Data records:
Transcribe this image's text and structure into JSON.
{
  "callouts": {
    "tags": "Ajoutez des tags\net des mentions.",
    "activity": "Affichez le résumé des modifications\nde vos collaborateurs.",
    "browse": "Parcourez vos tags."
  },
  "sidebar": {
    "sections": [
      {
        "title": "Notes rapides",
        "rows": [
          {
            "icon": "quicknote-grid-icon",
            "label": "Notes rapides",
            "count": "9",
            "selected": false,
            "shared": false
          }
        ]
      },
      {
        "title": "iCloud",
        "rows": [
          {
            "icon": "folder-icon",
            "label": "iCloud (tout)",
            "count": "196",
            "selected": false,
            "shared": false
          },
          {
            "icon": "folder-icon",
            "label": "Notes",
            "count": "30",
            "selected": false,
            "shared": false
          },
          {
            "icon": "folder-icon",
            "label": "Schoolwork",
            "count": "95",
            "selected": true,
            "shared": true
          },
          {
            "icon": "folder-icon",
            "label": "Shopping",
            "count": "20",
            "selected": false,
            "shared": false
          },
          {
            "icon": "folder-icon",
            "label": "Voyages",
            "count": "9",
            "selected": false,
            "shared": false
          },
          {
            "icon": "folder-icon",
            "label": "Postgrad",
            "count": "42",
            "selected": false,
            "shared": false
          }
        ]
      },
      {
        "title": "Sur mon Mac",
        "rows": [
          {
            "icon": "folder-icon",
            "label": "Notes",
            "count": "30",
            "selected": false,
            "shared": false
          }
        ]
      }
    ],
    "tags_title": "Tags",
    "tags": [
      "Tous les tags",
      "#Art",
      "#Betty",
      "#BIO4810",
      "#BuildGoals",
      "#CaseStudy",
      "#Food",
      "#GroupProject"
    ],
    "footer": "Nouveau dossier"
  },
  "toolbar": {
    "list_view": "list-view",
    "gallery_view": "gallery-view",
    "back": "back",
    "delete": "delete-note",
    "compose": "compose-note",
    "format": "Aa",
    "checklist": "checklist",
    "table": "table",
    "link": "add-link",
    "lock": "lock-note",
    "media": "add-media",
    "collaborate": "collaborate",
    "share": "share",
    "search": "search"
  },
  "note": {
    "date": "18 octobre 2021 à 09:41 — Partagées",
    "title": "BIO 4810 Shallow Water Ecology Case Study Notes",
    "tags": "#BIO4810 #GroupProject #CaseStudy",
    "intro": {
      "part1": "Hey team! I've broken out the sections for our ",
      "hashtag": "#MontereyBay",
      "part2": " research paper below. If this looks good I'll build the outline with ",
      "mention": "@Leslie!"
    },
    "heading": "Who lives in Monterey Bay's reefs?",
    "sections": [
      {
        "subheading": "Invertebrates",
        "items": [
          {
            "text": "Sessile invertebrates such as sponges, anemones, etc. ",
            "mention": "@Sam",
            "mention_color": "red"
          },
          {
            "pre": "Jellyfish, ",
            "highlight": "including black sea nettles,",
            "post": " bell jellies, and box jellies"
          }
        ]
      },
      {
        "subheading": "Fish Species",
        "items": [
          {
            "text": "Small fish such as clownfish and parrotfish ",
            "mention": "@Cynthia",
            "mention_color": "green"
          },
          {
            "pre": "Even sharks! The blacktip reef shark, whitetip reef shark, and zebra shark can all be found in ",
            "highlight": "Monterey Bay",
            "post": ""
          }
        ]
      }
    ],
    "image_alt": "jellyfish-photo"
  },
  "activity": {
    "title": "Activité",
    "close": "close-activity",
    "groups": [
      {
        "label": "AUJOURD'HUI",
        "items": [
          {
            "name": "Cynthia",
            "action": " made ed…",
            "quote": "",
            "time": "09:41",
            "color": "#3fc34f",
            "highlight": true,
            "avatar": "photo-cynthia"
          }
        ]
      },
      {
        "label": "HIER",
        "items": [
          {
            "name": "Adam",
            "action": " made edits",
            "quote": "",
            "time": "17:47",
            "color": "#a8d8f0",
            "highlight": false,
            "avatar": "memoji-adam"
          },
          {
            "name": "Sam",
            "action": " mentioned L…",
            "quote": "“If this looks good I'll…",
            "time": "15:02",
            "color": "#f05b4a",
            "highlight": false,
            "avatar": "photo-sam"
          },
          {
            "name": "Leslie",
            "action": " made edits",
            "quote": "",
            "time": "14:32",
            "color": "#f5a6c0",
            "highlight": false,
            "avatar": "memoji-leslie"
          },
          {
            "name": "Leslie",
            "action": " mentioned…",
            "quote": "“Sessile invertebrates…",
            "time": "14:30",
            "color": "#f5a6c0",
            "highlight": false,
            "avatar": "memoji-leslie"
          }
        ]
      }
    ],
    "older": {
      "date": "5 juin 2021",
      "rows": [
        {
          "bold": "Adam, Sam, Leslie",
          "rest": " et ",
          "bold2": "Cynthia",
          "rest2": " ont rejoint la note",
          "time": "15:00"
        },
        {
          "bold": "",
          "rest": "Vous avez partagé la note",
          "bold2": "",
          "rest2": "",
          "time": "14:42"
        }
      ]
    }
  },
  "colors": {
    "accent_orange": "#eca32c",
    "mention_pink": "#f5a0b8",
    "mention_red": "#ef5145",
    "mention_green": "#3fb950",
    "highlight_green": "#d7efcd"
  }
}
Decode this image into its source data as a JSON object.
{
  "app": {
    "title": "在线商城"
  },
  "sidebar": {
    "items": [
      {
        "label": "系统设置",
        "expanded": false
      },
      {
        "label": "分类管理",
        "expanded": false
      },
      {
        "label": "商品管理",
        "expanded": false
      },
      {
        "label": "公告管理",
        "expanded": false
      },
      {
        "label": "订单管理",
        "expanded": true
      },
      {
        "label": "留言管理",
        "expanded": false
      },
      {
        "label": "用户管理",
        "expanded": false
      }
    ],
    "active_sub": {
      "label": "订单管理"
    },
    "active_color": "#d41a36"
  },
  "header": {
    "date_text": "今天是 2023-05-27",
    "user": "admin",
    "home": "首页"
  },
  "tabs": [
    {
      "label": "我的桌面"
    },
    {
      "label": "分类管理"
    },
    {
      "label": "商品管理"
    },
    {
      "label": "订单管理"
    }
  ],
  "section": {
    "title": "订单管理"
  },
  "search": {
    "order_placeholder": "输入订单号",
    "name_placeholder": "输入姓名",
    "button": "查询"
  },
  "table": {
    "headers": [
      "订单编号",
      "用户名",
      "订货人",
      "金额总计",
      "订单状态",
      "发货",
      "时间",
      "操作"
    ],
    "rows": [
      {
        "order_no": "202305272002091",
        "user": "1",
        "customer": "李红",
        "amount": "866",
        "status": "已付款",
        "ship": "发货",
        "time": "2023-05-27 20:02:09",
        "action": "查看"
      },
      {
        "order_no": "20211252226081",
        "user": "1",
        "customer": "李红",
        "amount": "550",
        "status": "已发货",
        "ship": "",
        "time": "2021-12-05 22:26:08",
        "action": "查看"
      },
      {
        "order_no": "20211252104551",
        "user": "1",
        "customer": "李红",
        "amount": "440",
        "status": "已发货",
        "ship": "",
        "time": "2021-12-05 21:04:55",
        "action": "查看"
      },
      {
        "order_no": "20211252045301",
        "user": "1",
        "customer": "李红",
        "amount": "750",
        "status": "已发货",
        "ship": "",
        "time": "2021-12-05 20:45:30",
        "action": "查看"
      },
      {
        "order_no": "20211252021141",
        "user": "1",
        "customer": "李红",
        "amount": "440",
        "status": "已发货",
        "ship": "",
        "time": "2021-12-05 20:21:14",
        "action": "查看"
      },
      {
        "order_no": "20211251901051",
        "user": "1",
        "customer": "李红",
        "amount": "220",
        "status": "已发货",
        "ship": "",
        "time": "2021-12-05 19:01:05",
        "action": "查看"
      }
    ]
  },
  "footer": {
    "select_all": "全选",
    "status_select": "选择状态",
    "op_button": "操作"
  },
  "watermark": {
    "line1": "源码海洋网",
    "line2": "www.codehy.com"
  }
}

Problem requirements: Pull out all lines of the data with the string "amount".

Result for this exercise:
        "amount": "866",
        "amount": "550",
        "amount": "440",
        "amount": "750",
        "amount": "440",
        "amount": "220",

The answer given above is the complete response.